To see if they could encourage plants to use phosphite to meet their phosphate needs, Damar López-Arredondo, then a graduate student in Herrera-Estrella’s lab, inserted the ptxD gene into the genome of Arabidopsis, a model plant commonly used in research labs. Herrera-Estrella is no stranger to adding genes to plants. He was one of the first people to make a transgenic plant in the early 1980s, and he’s been using that knowledge to improve agricultural crops, especially the ones in his native Mexico.
“Our first results were amazing,” says López-Arredondo. Normal phosphate-using plants died under the same conditions in which the transgenic Arabidopsis thrived. Moreover, the transgenic plants needed half the normal amount of phosphorus fertilizer, when applied as phosphite, to achieve maximum yield. And phosphite’s chemical properties are ideal for fertilizer—it is highly soluble and not very reactive with soil components—two attributes that ensure most of it is taken up by the transgenic plants rather than ending up as agricultural runoff. As a bonus, weeds and microbes can’t use phosphite, so they don’t compete for the molecule and, therefore, the system reduces the need for herbicide.
Tests showed that phosphite levels in the transgenic plants were minimal, suggesting that most, if not all, the phosphite taken up by the plants was indeed converted to phosphate. The scientists published their findings in the September 2012 issue of Nature Biotechnology.
Herrera-Estrella is excited about the potential of the team’s discovery, pointing out that a reduction in fertilizer and herbicide use for food production could have a positive ecological impact and would help produce food less contaminated by agrochemicals.
“The outcome of what Luis and his colleagues have done is nothing short of fantastic,” says HHMI-Gordon and Betty Moore Foundation Investigator Jeff Dangl, a plant biologist at the University of North Carolina at Chapel Hill. “One of the things that limit corn growth in Mexico and Central America is phosphate-depleted soils. Now you have the ability to add phosphite to those soils and to make transgenic corn that can use that phosphite. This increases the overall fertility of the system and allows you to grow more corn.”
Herrera-Estrella and López-Arredondo have formed a company called StelaGenomics to develop their system and have started field testing the ptxD gene in corn and soybeans. They also have a small grant from the Bill & Melinda Gates Foundation to develop the technology for corn strains that grow in Africa. Their plan is to make the transgenic system available to everyone.

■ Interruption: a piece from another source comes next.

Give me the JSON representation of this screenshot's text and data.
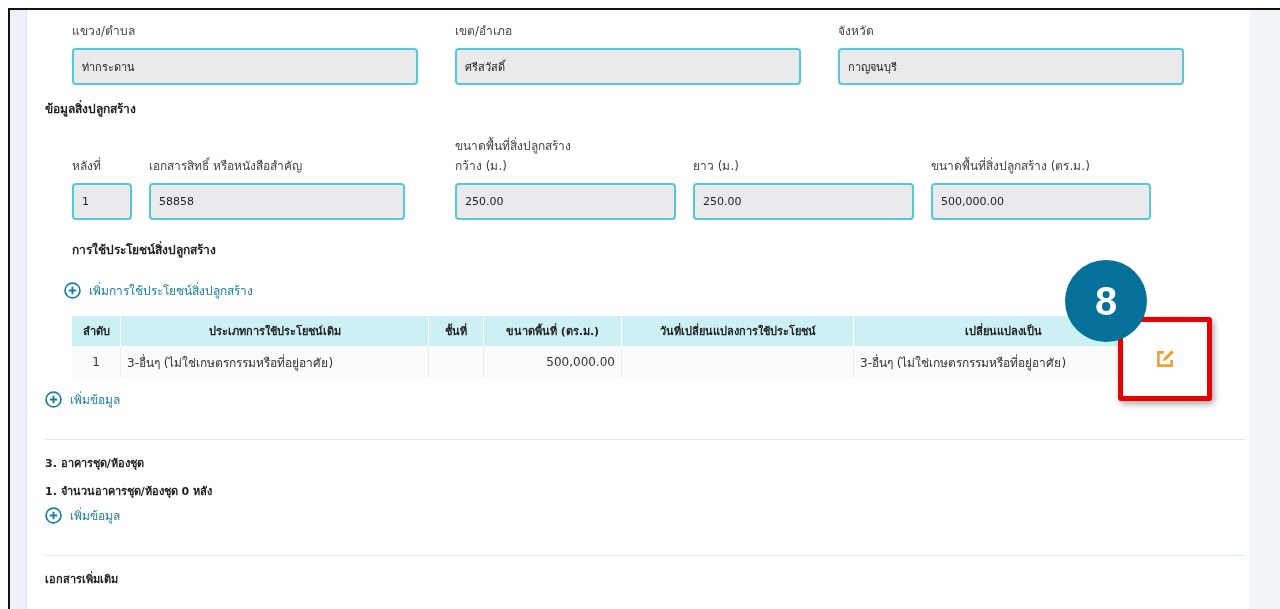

“I am convinced that the phosphite technology has great potential and could promote many changes in agriculture worldwide,” says López-Arredondo. “I want to be part of those changes.”